Your instructions:
Search the listing below for the word "Accueil" and return each line that contains it.
*** Data to process ***
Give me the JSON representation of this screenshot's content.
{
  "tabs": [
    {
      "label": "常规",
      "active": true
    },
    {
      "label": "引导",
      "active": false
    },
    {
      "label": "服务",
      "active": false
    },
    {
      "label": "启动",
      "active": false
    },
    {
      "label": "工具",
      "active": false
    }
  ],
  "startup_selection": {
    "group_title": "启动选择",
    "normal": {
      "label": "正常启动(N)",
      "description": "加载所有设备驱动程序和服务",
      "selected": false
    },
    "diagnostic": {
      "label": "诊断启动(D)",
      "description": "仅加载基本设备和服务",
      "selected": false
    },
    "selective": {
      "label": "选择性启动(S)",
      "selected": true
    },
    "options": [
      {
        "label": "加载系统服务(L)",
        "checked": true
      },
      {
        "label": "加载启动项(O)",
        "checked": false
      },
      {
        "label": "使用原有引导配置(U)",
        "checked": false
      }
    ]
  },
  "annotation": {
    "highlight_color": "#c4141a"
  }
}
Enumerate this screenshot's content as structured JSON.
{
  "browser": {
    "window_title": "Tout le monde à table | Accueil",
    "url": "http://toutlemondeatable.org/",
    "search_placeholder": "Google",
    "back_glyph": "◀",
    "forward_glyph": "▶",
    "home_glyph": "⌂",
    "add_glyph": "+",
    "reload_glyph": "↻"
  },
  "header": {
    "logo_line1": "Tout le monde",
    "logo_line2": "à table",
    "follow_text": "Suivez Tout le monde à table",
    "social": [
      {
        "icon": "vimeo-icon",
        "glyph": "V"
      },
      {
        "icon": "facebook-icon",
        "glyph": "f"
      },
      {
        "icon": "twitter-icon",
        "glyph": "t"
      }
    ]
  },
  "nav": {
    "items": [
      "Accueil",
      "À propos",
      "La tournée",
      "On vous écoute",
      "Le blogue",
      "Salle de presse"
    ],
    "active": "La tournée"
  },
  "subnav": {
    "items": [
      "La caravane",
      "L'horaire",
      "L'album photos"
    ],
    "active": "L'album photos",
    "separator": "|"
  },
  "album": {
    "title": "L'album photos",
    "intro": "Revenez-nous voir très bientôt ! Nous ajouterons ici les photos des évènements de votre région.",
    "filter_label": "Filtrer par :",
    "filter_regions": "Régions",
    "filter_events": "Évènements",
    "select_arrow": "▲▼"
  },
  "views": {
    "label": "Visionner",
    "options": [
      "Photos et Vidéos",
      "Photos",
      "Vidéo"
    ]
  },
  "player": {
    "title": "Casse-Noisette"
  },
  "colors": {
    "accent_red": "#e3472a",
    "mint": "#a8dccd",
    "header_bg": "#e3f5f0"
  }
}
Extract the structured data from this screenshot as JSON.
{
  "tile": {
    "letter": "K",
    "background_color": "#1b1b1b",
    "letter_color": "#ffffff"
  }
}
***
Task output:
    "window_title": "Tout le monde à table | Accueil",
      "Accueil",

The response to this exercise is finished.